One of the best things about shooting film is that there are so many cameras to choose from! Of course, your wallet may disagree with me. The number of formats, combined with the different brands, form factors, lenses, and options make shooting with film almost impossible to get bored with. If you're at all familiar with my articles on Fstoppers, you know that I tend to focus on film and bringing it to a new audience. To that end, I've created a new video series profiling various film gear, some of it well known, some not so much! In my quest to learn about and use different systems, I hope you'll learn along with me. First up, a medium format rangefinder style camera from Fujifilm: the GF670.
Macro lenses are fun to play with, and besides they are essential for most photographers, in terms of their versatile usage areas. The Sigma 105mm f/2.8 EX DG OS Macro HSM is one of Sigma’s long-termed produced lenses, and I had a chance to review this lens before the “Art” version comes out.
Improving night photography is an ever closing gap riddled with tech-tips, tricks, and expensive gear. The Star Adventurer by Sky Watcher-USA seeks to be the reasonably, all-in-one option to improve your starscape photography. The built-in tracking head and accompanying accessories are the perfect companion to viewing and photographing the night’s sky.
Good nightscape shots have to be captured under ideal conditions. Well, just a cloudless sky will get you started anyway. I’m always looking for the next best piece of gear and darkest location myself. And around the start of this month, a particular dark location got proper recognition as the Dutch second Dark Sky Park. So let’s put location and gear together in this review of the Samyang 12mm f/2.8 for full-frame cameras.

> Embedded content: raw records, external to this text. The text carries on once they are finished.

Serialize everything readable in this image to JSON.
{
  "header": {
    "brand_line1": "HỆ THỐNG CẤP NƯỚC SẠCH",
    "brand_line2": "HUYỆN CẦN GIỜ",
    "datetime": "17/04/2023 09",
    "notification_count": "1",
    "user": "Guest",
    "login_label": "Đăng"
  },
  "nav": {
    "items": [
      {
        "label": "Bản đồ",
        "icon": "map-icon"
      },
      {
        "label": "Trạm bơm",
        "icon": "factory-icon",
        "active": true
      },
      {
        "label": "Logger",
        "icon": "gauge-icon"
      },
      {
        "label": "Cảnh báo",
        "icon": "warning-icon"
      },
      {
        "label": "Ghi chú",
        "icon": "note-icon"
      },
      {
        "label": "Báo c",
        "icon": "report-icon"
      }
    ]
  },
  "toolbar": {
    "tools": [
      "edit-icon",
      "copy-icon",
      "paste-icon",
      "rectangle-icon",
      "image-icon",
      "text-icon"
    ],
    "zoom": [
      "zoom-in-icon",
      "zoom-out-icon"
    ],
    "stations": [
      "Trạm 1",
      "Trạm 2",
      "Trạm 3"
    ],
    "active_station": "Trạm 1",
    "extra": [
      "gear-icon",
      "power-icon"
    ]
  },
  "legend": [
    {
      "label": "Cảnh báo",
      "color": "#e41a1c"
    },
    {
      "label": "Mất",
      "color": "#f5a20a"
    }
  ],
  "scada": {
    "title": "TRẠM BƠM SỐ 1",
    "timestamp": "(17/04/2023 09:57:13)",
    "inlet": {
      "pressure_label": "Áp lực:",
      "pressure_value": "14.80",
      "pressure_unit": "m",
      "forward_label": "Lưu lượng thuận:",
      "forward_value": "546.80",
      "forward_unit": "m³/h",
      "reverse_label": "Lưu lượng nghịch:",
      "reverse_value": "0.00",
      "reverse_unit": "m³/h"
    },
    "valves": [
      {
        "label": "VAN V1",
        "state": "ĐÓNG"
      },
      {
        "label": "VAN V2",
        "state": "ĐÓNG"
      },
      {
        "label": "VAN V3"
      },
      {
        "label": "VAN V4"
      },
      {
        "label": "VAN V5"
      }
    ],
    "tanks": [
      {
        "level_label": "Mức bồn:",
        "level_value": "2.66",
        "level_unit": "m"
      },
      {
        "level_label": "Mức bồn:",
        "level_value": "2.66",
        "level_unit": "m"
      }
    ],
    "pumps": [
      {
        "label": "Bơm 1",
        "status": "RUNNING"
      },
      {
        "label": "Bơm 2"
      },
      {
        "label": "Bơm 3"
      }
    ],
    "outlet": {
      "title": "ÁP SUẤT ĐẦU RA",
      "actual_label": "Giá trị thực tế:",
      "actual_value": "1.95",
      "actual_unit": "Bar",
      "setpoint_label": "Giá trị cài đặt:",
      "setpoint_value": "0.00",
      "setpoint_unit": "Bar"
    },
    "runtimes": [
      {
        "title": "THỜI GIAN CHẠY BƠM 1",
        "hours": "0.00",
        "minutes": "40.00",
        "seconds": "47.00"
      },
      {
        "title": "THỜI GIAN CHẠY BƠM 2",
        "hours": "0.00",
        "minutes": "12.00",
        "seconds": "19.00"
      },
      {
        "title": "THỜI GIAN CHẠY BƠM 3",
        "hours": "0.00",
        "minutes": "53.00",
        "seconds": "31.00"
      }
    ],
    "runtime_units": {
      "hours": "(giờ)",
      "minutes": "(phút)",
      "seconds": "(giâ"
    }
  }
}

I'm sure I'm not alone when I say I have owned and used more camera bags than any human being should. Some are better than others, and virtually all of them have pronounced trade-offs. Wotancraft is a company that has risen to prominence in recent years by producing bags that meet that rare intersection of top-tier form, function, and quality at a reasonable price. Today we're taking a look at one of their flagship bags for mirrorless shooters, the Ryker, to see what it's all about.
This one hurts. I don't think I've ever written a review for a product that I wanted to like more than this one. From its beginnings as a Kickstarter back in 2014, large format film photographers have been drooling about this camera. Finally, a low cost camera that, at about $300, would make 4x5 photography accessible to the masses. But, long story short, The Intrepid Camera just doesn't live up to its promise. Read on to find out why.
With my recent jump into shooting more and more with my mirrorless system, I have been looking for a camera bag that better fit the smaller kit. So when I got the chance to test out the Everyday Sling from Peak Design, I jumped at the opportunity. With how popular their Everyday Messenger was, in addition to completely destroying their Kickstarter goal for the new set of bags (going over their goal by more than $6 million), I knew it had to be a good bag. But once I got the bag and used it for a couple days, I was surprised by just how much I liked it.
It happens almost every time I scan some film. I look at my developed film on the computer and think, "That's a pretty cool shot. I wonder what my settings were?" Shooting film is amazing, but sometimes it becomes a pain in the rump to remember what you were doing when you shot a specific photograph, since there are no digital markers to log your work for you. Enter: Photomemo. It's a small, lightweight logbook that's specifically tailored to be a film shooter's friend.